The Lord that made the earth, and made it fruitful and beautiful, for the service and comfort of man, now makes it empty and waste (v. 1), for its Creator is and will be its Judge; he has an incontestable right to pass sentence upon it and an irresistible power to execute that sentence. It is the Lord that has spoken this word, and he will do the work (v. 3); it is his curse that has devoured the earth (v. 6), the general curse which sin brought upon the ground for man’s sake (Gen. 3:17), and all the particular curses which families and countries bring upon themselves by their enormous wickedness. See the power of God’s curse, how it makes all empty and lays all waste; those whom he curses are cursed indeed (Matthew Henry’s Commentary on the Whole Bible: Complete and Unabridged in One Volume, S. Is 24:1).
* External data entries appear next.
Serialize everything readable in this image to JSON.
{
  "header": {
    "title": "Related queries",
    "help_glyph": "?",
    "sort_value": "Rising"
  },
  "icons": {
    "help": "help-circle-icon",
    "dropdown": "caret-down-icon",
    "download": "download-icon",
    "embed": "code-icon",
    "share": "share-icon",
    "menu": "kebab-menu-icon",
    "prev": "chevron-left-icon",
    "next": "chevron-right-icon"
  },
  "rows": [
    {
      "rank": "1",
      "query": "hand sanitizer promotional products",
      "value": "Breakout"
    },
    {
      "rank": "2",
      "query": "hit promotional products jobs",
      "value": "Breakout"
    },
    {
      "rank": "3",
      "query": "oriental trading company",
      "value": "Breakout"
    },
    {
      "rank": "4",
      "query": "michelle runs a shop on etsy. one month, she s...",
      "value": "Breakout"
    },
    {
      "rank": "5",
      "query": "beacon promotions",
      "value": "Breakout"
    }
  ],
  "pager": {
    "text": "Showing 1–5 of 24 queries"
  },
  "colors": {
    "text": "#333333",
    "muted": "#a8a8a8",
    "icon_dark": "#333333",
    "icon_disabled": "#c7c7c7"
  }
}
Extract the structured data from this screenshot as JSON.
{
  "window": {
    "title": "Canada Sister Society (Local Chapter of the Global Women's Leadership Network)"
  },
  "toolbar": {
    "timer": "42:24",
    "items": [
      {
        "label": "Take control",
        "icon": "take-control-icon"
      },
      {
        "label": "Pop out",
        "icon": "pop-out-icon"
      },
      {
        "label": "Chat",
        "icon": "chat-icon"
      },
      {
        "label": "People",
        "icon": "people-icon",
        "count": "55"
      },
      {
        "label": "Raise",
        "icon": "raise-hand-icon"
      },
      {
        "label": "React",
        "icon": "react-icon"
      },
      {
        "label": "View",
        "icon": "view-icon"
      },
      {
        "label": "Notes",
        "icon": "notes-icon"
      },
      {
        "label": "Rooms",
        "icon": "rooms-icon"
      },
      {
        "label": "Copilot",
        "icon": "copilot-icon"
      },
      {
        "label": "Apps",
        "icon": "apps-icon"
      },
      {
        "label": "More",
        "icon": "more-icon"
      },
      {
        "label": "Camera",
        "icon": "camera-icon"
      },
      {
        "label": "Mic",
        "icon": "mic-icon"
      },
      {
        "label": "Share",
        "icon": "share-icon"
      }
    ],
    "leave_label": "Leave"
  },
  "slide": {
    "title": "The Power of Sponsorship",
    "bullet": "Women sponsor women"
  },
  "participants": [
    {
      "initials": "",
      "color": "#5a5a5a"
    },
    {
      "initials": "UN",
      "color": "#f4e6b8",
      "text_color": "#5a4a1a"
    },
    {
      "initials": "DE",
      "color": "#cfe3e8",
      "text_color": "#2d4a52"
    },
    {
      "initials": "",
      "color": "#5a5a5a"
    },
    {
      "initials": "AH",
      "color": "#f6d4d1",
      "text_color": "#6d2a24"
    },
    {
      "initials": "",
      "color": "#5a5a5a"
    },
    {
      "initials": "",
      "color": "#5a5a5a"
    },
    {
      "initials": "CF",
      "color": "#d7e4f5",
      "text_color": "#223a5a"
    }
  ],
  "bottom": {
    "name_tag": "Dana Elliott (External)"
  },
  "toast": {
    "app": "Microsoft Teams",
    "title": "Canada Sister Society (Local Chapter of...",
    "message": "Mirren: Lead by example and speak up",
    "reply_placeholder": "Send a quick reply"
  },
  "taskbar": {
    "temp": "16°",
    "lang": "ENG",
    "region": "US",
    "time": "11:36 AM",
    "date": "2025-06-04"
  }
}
One final note should be made before moving on. Isaiah writes that the Lord will punish “the host of heaven above and the kings of the earth below” (v. 21). The “host of heaven” may refer to the spiritual forces opposed to God, specifically Satan and demons. The “kings of the earth below” no doubt are the earthly political forces facing God’s judgment. “Those powers in the heavens and on the earth will become like cattle when the Lord herds them together and places them like prisoners . . . in a dungeon. Their punishment after many days refers to the great white throne judgment after the Millennium when all the unrighteous will have to stand before God and be judged for their evil deeds and lack of faith in Him (Rev. 20:11-15)” (The Bible Knowledge Commentary, S. 1:1072).

The Promised Kingdom (Isa. 24:14-16a, 23)

A few will escape these terrible judgments, just as a few olives or grapes may be gleaned after the harvest (v. 13). The survivors will rejoice, raising their voices in songs of praise that may be heard from “the ends of the earth” (v. 16). This singing seems to come out of the scattered remnant, which in the light of the gospel may be seen as Jews and Gentiles alike (cf. John 11:52). “Out of this terrible devastation … will come the glorious light of Christ in his millennial kingdom (24:23; see 60:19-20; Rev. 21:23; 22:5)” (Willmington’s Bible Handbook, S. 365). If the sun and moon are to lose their luster in comparison with the Messiah, what a surpassing vision of glory awaits all who trust in Him (see Rev. 21:22-27).

It’s important to keep in mind that the concept of a remnant is central to Isaiah’s teaching (see Isa. 1:9; 10:20-22; 11:11, 16; 14:22, 30). The believing remnant will view the earth’s devastation as the righteous act of a holy God; it will not be viewed in the way the people of Isaiah’s day see the Assyrian invasion – as cruel and unjust punishment. Those who receive Christ by faith today may joyfully anticipate His future physical and visible manifestation of power, glory and holiness.

Closing Thought

Matthew Henry writes: “Those who through grace can glory in tribulation ought to glorify God in tribulation, and give him thanks for their comforts, which abound as their afflictions do abound. We must in every fire, even the hottest, in every isle, even the remotest, keep up our good thoughts of God. When, though he slay us, yet we trust in him-when, though for his sake we are killed all the day long, yet none of these things move us-then we glorify the Lord in the fires” (S. Is 24:13).

Copyright 2009 by Rob Phillips